Tumor characteristics, patient factors, and supporting data that affect frontline treatment decisions for patients with microsatellite stable (MSS) metastatic colorectal cancer.
John L. Marshall, MD: Marwan, take us through your thinking about a brand-new case of metastatic colon cancer. What things do you integrate in terms of decision making for frontline treatment? And let me make this a patient with microsatellite stable (MSS) metastatic colorectal cancer.
Marwan G. Fakih, MD: Sure. I think the first thing to think about is, what's the goal of treatment. Is it curative intent or prolongation of survival? That really brings up the question of downstaging and how much you want to focus on a regimen that has a higher response rate, such as FOLFOXIRI [folinic acid, 5-fluorouracil and irinotecan], for example, for both left- and right-sided tumors. We know that regimen is associated with a higher response rate, and higher resectability based on the OLIVIA trial.
Secondly, an anti–EGFR-based therapy for RAS wild-type, BRAF wild-type, left-sided colon cancer gives you about a 20% response rate. So if the goal is really resection, or conversion through resection, certainly it's going to have to be FOLFOXIRI based.
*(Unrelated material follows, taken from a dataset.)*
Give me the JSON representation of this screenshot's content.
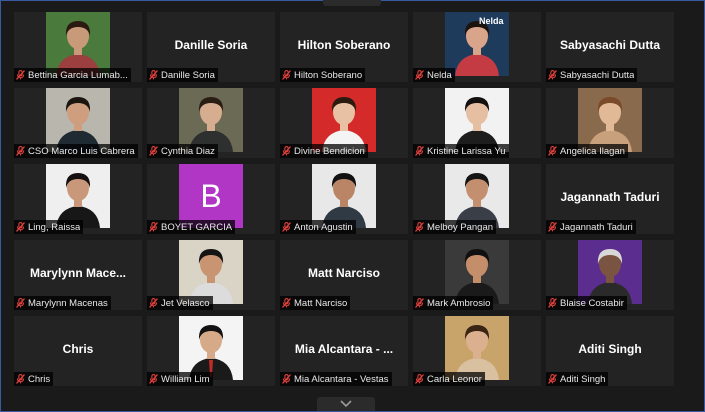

Obviously, we have to take it into context of the patient, the performance status as well. Not everybody can tolerate FOLFOXIRI. And so, eligible patients have to be ECOG 0 or ECOG 1. They should be a bit younger—less than age 70 if we want to use that.
Molecular profiling and knowing which side the tumor is on are musts. Is it a left-sided tumor? What is the RAS status? What is the BRAF status? We said it's MSS. HER2 status is important. I don't think it's at the point where I'm implementing anti-HER2 therapy as first-line treatment yet, but I think that's a consideration. So those are the things to take into consideration.
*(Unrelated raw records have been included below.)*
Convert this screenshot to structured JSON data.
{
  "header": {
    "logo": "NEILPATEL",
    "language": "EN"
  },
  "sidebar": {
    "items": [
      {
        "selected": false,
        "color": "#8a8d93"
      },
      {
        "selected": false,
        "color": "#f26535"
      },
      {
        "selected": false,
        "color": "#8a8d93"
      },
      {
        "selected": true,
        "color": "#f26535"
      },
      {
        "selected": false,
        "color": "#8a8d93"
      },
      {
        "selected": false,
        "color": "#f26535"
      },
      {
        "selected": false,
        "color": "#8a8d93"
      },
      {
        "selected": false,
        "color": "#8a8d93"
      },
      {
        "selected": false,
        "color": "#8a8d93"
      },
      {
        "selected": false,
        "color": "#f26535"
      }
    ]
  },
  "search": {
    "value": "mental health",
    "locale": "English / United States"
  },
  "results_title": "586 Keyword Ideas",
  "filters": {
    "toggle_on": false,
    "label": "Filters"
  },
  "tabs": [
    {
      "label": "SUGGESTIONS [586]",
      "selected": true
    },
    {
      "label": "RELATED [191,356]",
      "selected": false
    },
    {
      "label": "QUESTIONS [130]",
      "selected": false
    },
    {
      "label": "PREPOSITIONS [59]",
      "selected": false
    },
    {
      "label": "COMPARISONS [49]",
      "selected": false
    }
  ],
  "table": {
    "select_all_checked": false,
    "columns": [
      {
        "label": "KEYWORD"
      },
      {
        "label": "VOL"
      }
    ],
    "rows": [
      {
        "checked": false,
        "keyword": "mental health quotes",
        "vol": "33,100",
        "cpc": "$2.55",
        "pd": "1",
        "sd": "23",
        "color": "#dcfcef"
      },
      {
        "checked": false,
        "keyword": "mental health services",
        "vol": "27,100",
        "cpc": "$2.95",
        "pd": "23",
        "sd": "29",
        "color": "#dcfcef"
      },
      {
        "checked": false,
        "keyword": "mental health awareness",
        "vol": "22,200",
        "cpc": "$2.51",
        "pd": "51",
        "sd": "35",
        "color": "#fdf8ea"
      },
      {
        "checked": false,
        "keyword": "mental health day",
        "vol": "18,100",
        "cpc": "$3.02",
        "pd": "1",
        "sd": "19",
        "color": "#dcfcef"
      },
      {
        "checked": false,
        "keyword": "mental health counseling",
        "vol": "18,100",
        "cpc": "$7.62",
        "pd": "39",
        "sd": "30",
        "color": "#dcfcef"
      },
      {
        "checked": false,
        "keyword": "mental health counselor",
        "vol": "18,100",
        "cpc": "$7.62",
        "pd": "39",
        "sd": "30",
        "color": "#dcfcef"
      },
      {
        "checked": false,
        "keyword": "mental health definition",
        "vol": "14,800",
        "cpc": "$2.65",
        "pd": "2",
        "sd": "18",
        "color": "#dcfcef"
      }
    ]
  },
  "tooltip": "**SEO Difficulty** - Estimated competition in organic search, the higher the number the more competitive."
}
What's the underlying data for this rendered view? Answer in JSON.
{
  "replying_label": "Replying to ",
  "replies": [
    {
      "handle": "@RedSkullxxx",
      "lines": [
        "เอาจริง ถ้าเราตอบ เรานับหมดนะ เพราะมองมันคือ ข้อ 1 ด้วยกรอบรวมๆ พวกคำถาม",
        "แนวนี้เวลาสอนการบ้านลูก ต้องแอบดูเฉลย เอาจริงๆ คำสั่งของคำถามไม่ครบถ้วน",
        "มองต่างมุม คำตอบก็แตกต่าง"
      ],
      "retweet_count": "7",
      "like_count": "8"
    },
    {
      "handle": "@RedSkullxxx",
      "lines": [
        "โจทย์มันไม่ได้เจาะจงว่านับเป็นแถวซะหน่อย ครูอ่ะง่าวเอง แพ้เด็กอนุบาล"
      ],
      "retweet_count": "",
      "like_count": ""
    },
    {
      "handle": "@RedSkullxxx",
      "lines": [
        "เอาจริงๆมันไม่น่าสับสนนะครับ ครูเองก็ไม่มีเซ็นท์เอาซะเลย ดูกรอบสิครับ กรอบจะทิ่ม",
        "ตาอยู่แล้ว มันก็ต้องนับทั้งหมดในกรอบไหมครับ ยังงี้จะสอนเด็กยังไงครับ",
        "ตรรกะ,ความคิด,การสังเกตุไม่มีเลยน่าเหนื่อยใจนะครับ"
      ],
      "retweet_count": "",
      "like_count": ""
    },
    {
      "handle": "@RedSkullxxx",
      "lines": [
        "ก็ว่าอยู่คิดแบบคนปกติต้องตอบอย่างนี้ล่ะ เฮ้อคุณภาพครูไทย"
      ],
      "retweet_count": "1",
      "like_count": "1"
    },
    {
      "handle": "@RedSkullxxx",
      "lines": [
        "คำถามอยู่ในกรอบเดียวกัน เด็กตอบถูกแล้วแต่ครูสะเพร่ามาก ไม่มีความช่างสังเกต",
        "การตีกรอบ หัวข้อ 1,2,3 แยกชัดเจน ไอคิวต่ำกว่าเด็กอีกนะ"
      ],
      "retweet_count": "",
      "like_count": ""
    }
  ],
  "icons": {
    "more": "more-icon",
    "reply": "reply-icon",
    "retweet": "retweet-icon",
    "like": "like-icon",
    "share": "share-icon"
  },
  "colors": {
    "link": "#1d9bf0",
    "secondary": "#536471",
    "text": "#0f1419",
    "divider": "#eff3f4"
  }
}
Obviously, for an elderly, frail patient, I want to focus more on bevacizumab/capecitabine or bevacizumab/5-FU. I don't want to really burn those patients out, and these treatments may lead to severe toxicities. Those are pretty much the pillars of the decision-making process for my patients.
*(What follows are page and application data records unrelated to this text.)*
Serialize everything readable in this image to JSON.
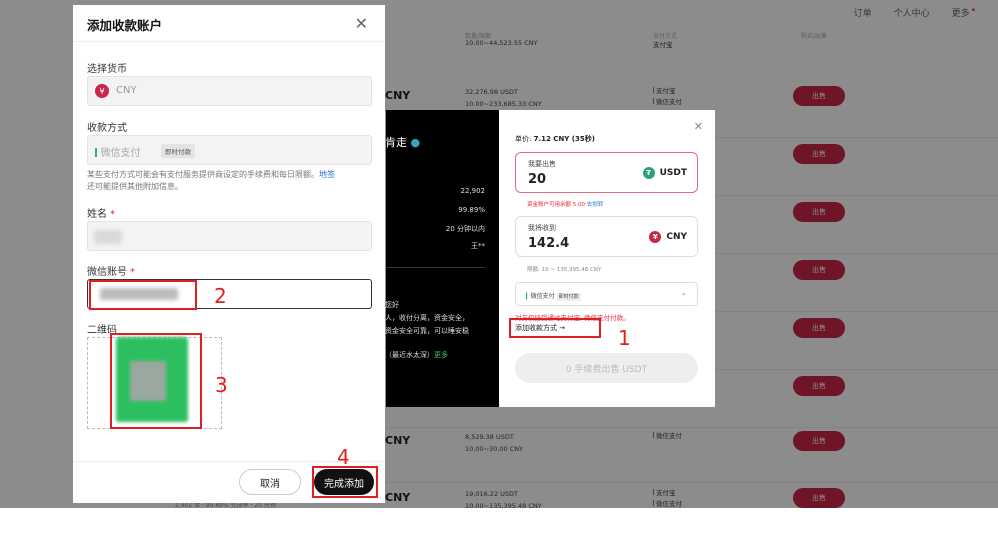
{
  "nav": {
    "orders": "订单",
    "profile": "个人中心",
    "more": "更多"
  },
  "header": {
    "cols": [
      "数量/限额",
      "支付方式",
      "购买/出售"
    ],
    "row0_amt": "10.00~44,523.55 CNY",
    "row0_pay": "支付宝"
  },
  "rows": [
    {
      "pair": "CNY",
      "amount": "32,276.98 USDT",
      "limit": "10.00~233,685.33 CNY",
      "pay": [
        "支付宝",
        "微信支付"
      ],
      "action": "出售"
    },
    {
      "pair": "",
      "amount": "",
      "limit": "",
      "pay": [],
      "action": "出售"
    },
    {
      "pair": "",
      "amount": "",
      "limit": "",
      "pay": [],
      "action": "出售"
    },
    {
      "pair": "",
      "amount": "",
      "limit": "",
      "pay": [],
      "action": "出售"
    },
    {
      "pair": "",
      "amount": "",
      "limit": "",
      "pay": [],
      "action": "出售"
    },
    {
      "pair": "CNY",
      "amount": "8,529.38 USDT",
      "limit": "10.00~30.00 CNY",
      "pay": [
        "微信支付"
      ],
      "action": "出售"
    },
    {
      "pair": "CNY",
      "amount": "19,016.22 USDT",
      "limit": "10.00~135,395.48 CNY",
      "pay": [
        "支付宝",
        "微信支付"
      ],
      "action": "出售"
    }
  ],
  "bottom_text": "2,902 单 · 99.89% 完成率 · 20 分钟",
  "dark": {
    "name": "肯走",
    "stats": [
      "22,902",
      "99.89%",
      "20 分钟以内",
      "王**"
    ],
    "text": [
      "您好",
      "人，收付分离，资金安全，",
      "资金安全可靠，可以睡安稳",
      "（最近水太深）"
    ],
    "more": "更多"
  },
  "trade": {
    "price_label": "单价",
    "price_value": "7.12 CNY (35秒)",
    "sell_label": "我要出售",
    "sell_value": "20",
    "sell_cur": "USDT",
    "avail": "资金账户可用余额 5.00",
    "transfer": "去划转",
    "receive_label": "我将收到",
    "receive_value": "142.4",
    "receive_cur": "CNY",
    "limit": "限额: 10 ~ 135,395.48 CNY",
    "method": "微信支付",
    "method_tag": "即时付款",
    "warn": "对方仅接受通过支付宝, 微信支付付款。",
    "add_method": "添加收款方式 →",
    "submit": "0 手续费出售 USDT"
  },
  "modal": {
    "title": "添加收款账户",
    "currency_label": "选择货币",
    "currency": "CNY",
    "method_label": "收款方式",
    "method": "微信支付",
    "method_tag": "即时付款",
    "hint": "某些支付方式可能会有支付服务提供商设定的手续费和每日限额。",
    "hint_link": "地签",
    "hint2": "还可能提供其他附加信息。",
    "name_label": "姓名",
    "wechat_label": "微信账号",
    "qr_label": "二维码",
    "cancel": "取消",
    "done": "完成添加"
  },
  "annotations": [
    "1",
    "2",
    "3",
    "4"
  ],
  "colors": {
    "sell": "#c8284a",
    "annotation": "#e02020",
    "wechat": "#2dbf5f"
  }
}
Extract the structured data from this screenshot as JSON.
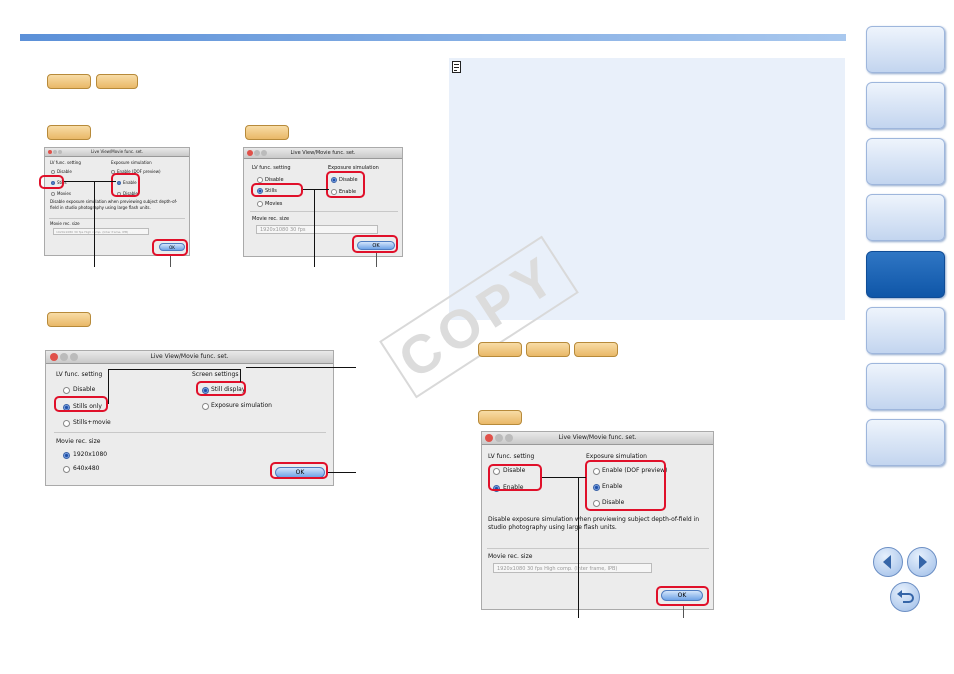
{
  "page": {
    "accent": "#5b90d8",
    "watermark": "COPY",
    "note_icon": "memo-icon",
    "section_tabs": [
      {
        "name": "tab-1",
        "active": false
      },
      {
        "name": "tab-2",
        "active": false
      },
      {
        "name": "tab-3",
        "active": false
      },
      {
        "name": "tab-4",
        "active": false
      },
      {
        "name": "tab-5",
        "active": true
      },
      {
        "name": "tab-6",
        "active": false
      },
      {
        "name": "tab-7",
        "active": false
      },
      {
        "name": "tab-8",
        "active": false
      }
    ],
    "nav_icons": [
      "prev-page-icon",
      "next-page-icon",
      "back-icon"
    ]
  },
  "dialog": {
    "title": "Live View/Movie func. set.",
    "lv_func_setting": "LV func. setting",
    "exposure_simulation": "Exposure simulation",
    "screen_settings": "Screen settings",
    "disable": "Disable",
    "stills": "Stills",
    "movies": "Movies",
    "stills_only": "Stills only",
    "stills_movie": "Stills+movie",
    "enable": "Enable",
    "enable_dof": "Enable (DOF preview)",
    "still_display": "Still display",
    "exposure_simulation_option": "Exposure simulation",
    "movie_rec_size": "Movie rec. size",
    "size_1920": "1920x1080",
    "size_640": "640x480",
    "select_1920_30": "1920x1080 30 fps",
    "select_high_comp": "1920x1080 30 fps High comp. (Inter frame, IPB)",
    "description": "Disable exposure simulation when previewing subject depth-of-field in studio photography using large flash units.",
    "ok": "OK"
  }
}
If it's not resectable, never resectable, then I'm going to be thinking about sequential therapies. For a left-sided RAS wild-type, BRAF wild-type tumor, I'd still consider anti-EGFR therapy based on the trend toward overall survival or improvement in the left-sided population versus bevacizumab, or based on the CALGB 80405 and FIRE-3 trials. For right-sided tumors, I'm avoiding anti-EGFR therapy.
Transcript Edited for Clarity